Which lines make up the answer? Those from the line with "Transcribe this image's" through the end of the data; reproduce them exactly.

(DATA RECORDS begins)

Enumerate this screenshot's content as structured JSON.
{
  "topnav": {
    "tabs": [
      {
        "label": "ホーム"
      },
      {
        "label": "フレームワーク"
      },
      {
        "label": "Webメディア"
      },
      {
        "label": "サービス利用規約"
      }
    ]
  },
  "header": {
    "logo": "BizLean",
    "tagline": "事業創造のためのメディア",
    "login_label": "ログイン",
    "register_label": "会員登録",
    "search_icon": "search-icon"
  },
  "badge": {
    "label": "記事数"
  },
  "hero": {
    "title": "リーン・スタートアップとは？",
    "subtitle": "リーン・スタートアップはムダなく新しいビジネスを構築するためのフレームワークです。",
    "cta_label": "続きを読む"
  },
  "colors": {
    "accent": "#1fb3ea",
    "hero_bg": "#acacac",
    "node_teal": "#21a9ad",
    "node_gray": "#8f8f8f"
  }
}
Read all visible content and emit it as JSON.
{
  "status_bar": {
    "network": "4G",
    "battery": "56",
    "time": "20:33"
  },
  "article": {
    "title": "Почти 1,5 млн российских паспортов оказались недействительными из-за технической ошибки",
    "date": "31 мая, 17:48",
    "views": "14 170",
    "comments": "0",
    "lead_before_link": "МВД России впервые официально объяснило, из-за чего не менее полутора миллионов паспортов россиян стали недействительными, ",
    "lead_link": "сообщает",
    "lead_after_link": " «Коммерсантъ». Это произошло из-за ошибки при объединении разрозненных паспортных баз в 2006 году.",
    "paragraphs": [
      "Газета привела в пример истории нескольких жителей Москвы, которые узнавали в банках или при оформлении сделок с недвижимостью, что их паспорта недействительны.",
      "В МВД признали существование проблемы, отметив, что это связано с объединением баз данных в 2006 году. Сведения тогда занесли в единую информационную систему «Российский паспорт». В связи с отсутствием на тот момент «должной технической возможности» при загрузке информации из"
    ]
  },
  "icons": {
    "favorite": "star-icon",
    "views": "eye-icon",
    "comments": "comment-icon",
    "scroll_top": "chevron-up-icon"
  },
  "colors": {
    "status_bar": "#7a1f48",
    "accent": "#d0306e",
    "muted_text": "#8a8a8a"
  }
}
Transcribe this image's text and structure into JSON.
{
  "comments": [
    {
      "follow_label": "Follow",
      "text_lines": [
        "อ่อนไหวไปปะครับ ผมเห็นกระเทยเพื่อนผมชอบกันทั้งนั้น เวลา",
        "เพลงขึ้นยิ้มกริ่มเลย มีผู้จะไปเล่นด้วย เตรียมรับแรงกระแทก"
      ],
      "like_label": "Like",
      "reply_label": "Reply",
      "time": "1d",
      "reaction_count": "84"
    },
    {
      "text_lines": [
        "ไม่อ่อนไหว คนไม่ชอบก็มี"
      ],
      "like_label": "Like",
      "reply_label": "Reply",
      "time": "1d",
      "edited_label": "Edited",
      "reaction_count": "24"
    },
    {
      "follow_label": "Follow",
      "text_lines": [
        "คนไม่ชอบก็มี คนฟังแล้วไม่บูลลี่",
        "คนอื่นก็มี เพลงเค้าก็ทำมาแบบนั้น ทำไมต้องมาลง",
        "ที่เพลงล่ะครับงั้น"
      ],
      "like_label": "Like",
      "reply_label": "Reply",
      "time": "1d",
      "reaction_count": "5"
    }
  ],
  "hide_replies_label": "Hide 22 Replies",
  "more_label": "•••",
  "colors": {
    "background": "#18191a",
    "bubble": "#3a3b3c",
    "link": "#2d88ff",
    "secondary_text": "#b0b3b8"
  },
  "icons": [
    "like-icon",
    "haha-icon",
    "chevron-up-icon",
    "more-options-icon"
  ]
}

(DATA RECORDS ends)

-- RESULT FOR THIS EXERCISE --
Transcribe this image's text and structure into JSON.
{
  "comments": [
    {
      "follow_label": "Follow",
      "text_lines": [
        "อ่อนไหวไปปะครับ ผมเห็นกระเทยเพื่อนผมชอบกันทั้งนั้น เวลา",
        "เพลงขึ้นยิ้มกริ่มเลย มีผู้จะไปเล่นด้วย เตรียมรับแรงกระแทก"
      ],
      "like_label": "Like",
      "reply_label": "Reply",
      "time": "1d",
      "reaction_count": "84"
    },
    {
      "text_lines": [
        "ไม่อ่อนไหว คนไม่ชอบก็มี"
      ],
      "like_label": "Like",
      "reply_label": "Reply",
      "time": "1d",
      "edited_label": "Edited",
      "reaction_count": "24"
    },
    {
      "follow_label": "Follow",
      "text_lines": [
        "คนไม่ชอบก็มี คนฟังแล้วไม่บูลลี่",
        "คนอื่นก็มี เพลงเค้าก็ทำมาแบบนั้น ทำไมต้องมาลง",
        "ที่เพลงล่ะครับงั้น"
      ],
      "like_label": "Like",
      "reply_label": "Reply",
      "time": "1d",
      "reaction_count": "5"
    }
  ],
  "hide_replies_label": "Hide 22 Replies",
  "more_label": "•••",
  "colors": {
    "background": "#18191a",
    "bubble": "#3a3b3c",
    "link": "#2d88ff",
    "secondary_text": "#b0b3b8"
  },
  "icons": [
    "like-icon",
    "haha-icon",
    "chevron-up-icon",
    "more-options-icon"
  ]
}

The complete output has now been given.